In both Maryland and the District of Columbia the law generally requires that parents of minor children live separate and apart for six to twelve months, presumably to allow time for reconciliation or to confirm that the decision to divorce is irrevocable. However, for many families the financial and emotional costs of living separately are difficult to bear.

Often the parent leaving the household rents a temporary apartment that may not comfortably accommodate overnight visitation with the children. Yet facing the emotional loss of divorce, the absent parent may desire to engage more intensively with their children than previously, and may propose that the children spend equal time in each parent’s household. Since the children’s school and neighborhood friends are familiar anchors of social and emotional support, equal division of childrens’ time with each parent can be disruptive and add to the children’s stress during a time when the children’s adaptation to the reality of divorcing parents is raw.
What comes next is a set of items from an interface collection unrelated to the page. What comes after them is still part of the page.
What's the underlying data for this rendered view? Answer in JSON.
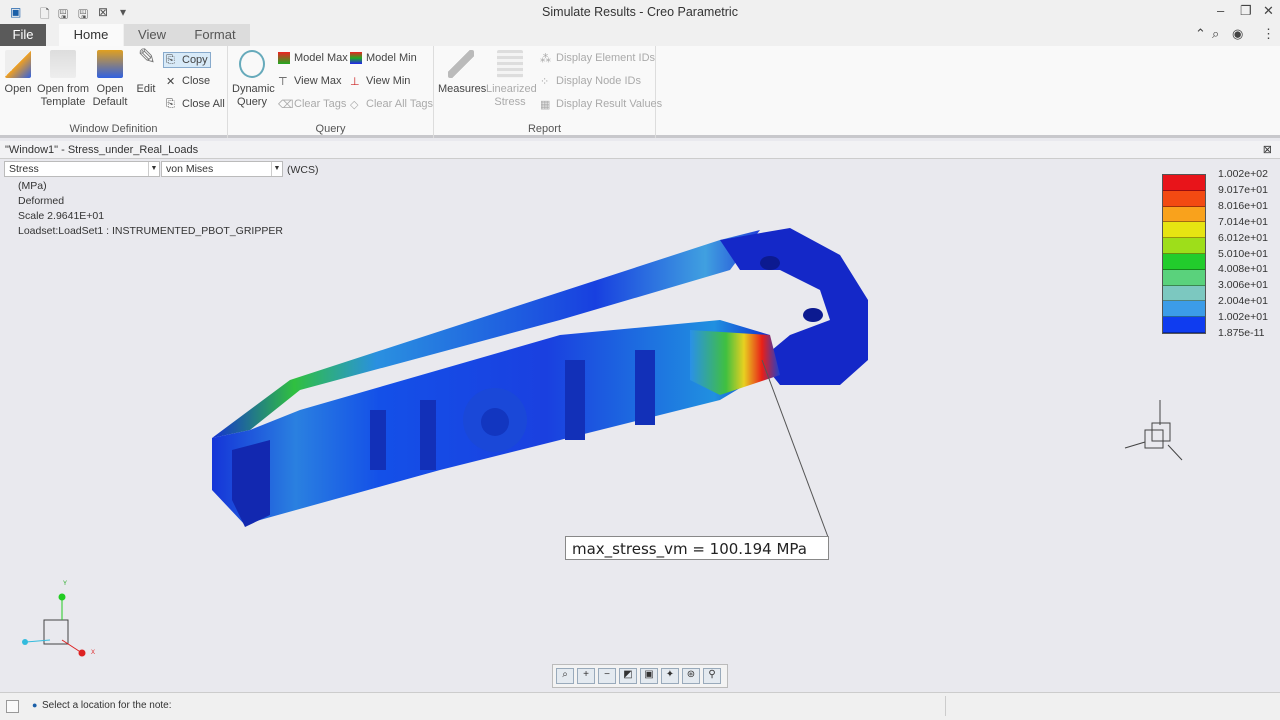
{
  "app": {
    "title": "Simulate Results - Creo Parametric"
  },
  "tabs": [
    {
      "label": "File"
    },
    {
      "label": "Home"
    },
    {
      "label": "View"
    },
    {
      "label": "Format"
    }
  ],
  "ribbon": {
    "window_definition": {
      "label": "Window Definition",
      "open": "Open",
      "open_template": "Open from Template",
      "open_default": "Open Default",
      "edit": "Edit",
      "copy": "Copy",
      "close": "Close",
      "close_all": "Close All"
    },
    "query": {
      "label": "Query",
      "dynamic_query": "Dynamic Query",
      "model_max": "Model Max",
      "model_min": "Model Min",
      "view_max": "View Max",
      "view_min": "View Min",
      "clear_tags": "Clear Tags",
      "clear_all_tags": "Clear All Tags"
    },
    "report": {
      "label": "Report",
      "measures": "Measures",
      "linearized_stress": "Linearized Stress",
      "display_element_ids": "Display Element IDs",
      "display_node_ids": "Display Node IDs",
      "display_result_values": "Display Result Values"
    }
  },
  "window": {
    "title": "\"Window1\" - Stress_under_Real_Loads",
    "quantity": "Stress",
    "component": "von Mises",
    "csys": "(WCS)",
    "info": [
      "(MPa)",
      "Deformed",
      "Scale  2.9641E+01",
      "Loadset:LoadSet1 :  INSTRUMENTED_PBOT_GRIPPER"
    ]
  },
  "legend": {
    "labels": [
      "1.002e+02",
      "9.017e+01",
      "8.016e+01",
      "7.014e+01",
      "6.012e+01",
      "5.010e+01",
      "4.008e+01",
      "3.006e+01",
      "2.004e+01",
      "1.002e+01",
      "1.875e-11"
    ],
    "colors": [
      "#e8141a",
      "#f24a12",
      "#f9a21c",
      "#e6e412",
      "#9ede1a",
      "#22cc2c",
      "#5ad27c",
      "#7cc8c0",
      "#3c9ce8",
      "#0f3cf0"
    ]
  },
  "note": "max_stress_vm  =  100.194  MPa",
  "status": {
    "message": "Select a location for the note:"
  }
}
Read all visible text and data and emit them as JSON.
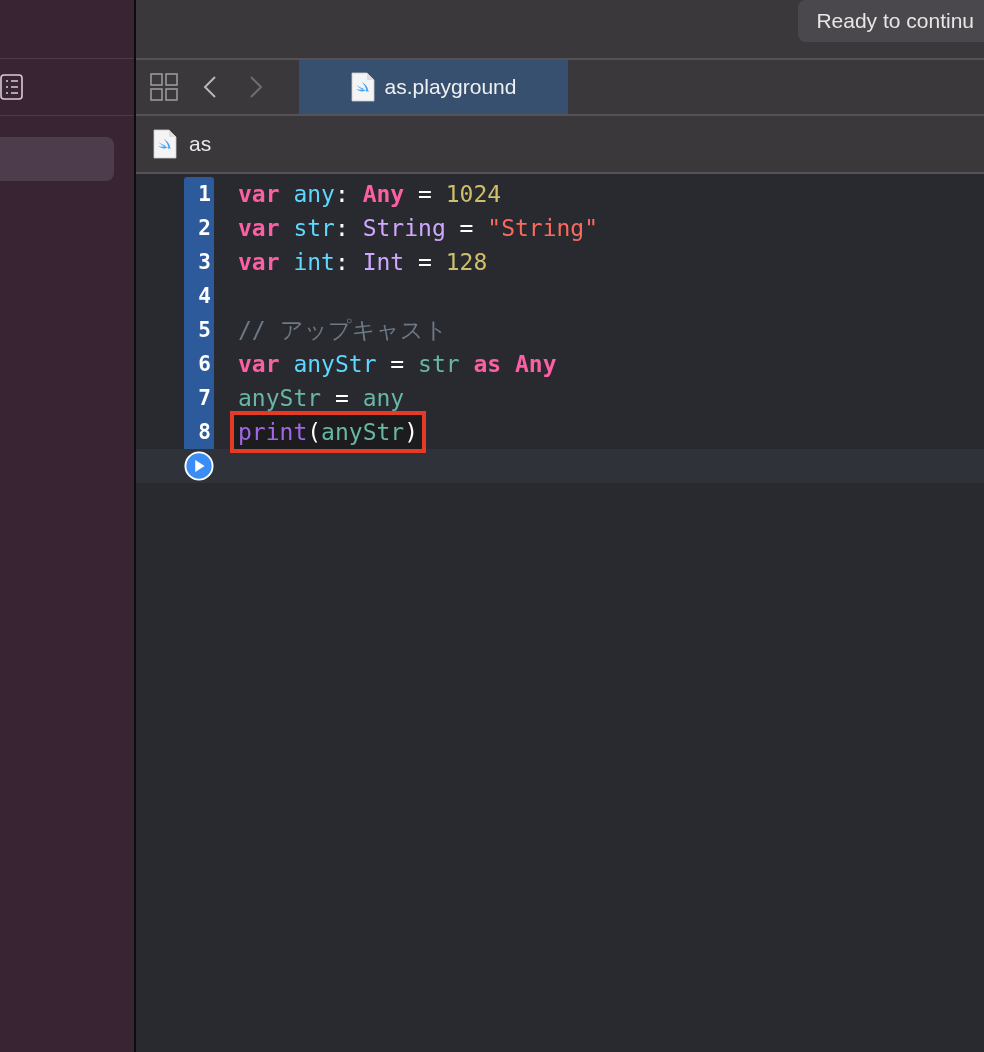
{
  "status": {
    "text": "Ready to continu"
  },
  "tab": {
    "label": "as.playground",
    "selected": true
  },
  "breadcrumb": {
    "label": "as"
  },
  "sidebar": {
    "items": [
      {
        "selected": true
      }
    ]
  },
  "code": {
    "lines": [
      {
        "number": "1",
        "highlighted": false,
        "tokens": [
          {
            "kind": "keyword",
            "text": "var "
          },
          {
            "kind": "identifier",
            "text": "any"
          },
          {
            "kind": "plain",
            "text": ": "
          },
          {
            "kind": "keyword",
            "text": "Any "
          },
          {
            "kind": "plain",
            "text": "= "
          },
          {
            "kind": "number",
            "text": "1024"
          }
        ]
      },
      {
        "number": "2",
        "highlighted": false,
        "tokens": [
          {
            "kind": "keyword",
            "text": "var "
          },
          {
            "kind": "identifier",
            "text": "str"
          },
          {
            "kind": "plain",
            "text": ": "
          },
          {
            "kind": "type",
            "text": "String "
          },
          {
            "kind": "plain",
            "text": "= "
          },
          {
            "kind": "string",
            "text": "\"String\""
          }
        ]
      },
      {
        "number": "3",
        "highlighted": false,
        "tokens": [
          {
            "kind": "keyword",
            "text": "var "
          },
          {
            "kind": "identifier",
            "text": "int"
          },
          {
            "kind": "plain",
            "text": ": "
          },
          {
            "kind": "type",
            "text": "Int "
          },
          {
            "kind": "plain",
            "text": "= "
          },
          {
            "kind": "number",
            "text": "128"
          }
        ]
      },
      {
        "number": "4"
      },
      {
        "number": "5",
        "highlighted": false,
        "tokens": [
          {
            "kind": "comment",
            "text": "// アップキャスト"
          }
        ]
      },
      {
        "number": "6",
        "highlighted": false,
        "tokens": [
          {
            "kind": "keyword",
            "text": "var "
          },
          {
            "kind": "identifier",
            "text": "anyStr "
          },
          {
            "kind": "plain",
            "text": "= "
          },
          {
            "kind": "variable",
            "text": "str "
          },
          {
            "kind": "keyword",
            "text": "as "
          },
          {
            "kind": "keyword",
            "text": "Any"
          }
        ]
      },
      {
        "number": "7",
        "highlighted": false,
        "tokens": [
          {
            "kind": "variable",
            "text": "anyStr "
          },
          {
            "kind": "plain",
            "text": "= "
          },
          {
            "kind": "variable",
            "text": "any"
          }
        ]
      },
      {
        "number": "8",
        "highlighted": true,
        "tokens": [
          {
            "kind": "function",
            "text": "print"
          },
          {
            "kind": "plain",
            "text": "("
          },
          {
            "kind": "variable",
            "text": "anyStr"
          },
          {
            "kind": "plain",
            "text": ")"
          }
        ]
      }
    ]
  }
}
Yet relegating the absent parent to alternating weekends deprives him or her of the regular involvement in the children’s lives that will provide reassurance that the parental bond will continue beyond the parents’ divorce.

Whenever possible, I urge divorcing parents to discuss (either alone or in mediation or collaborative divorce proceedings) creative and flexible co-parenting arrangements that prioritize the children’s emotional and practical needs over their own emotional needs and convenience. However, this is not always feasible, particularly when one parent is resisting the divorce initiated by the other, or conversations are strained or impossible due to heated emotions aroused by to adultery, abuse or other misconduct.

At the initial court hearing the judge will enter a temporary custody order that will establish parenting time rules that may disfavor one or the other parent’s relationship with the children. Such preliminary orders frequently determine the ultimate custody order and parenting schedule, so the parties should be mindful of the parenting schedule they want for their children’s benefit. When parents cannot agree on a parenting plan, the court often will leave the children in the former marital household and offer the other parent limited visitation.

A well-drafted motion with a parenting plan presented at the initial court hearing can be effective to obtain an order establishing the ‘new normal’ duration the separation. Where parental discussions about parenting schedules reach impasse, either parent may ask the court to adopt a preliminary order. This order will establish a stable arrangement for occupancy of the marital home, shared residential arrangements that promote the children’s best interest, and adequate child support. The parent seeking such an interim order must persuade the judge by sworn statements and testimony that the parenting plan and child support that the lawyer advocates is fair and feasible for both parents and will genuinely promote the children’s best interest.

It is therefore important that the parent collaborate with an experienced family lawyer in preparing such a motion. A lawyer familiar with the law and judges’ attitudes can draft a more persuasive motion and supporting affidavits, and gather necessary documentary evidence, than a layperson in the emotional turmoil of divorce. The advice of an experienced lawyer about interim strategies, written separation agreements and parenting plans well in advance of moving out of the marital home or filing for divorce can be crucial for a smooth process that will benefit the children.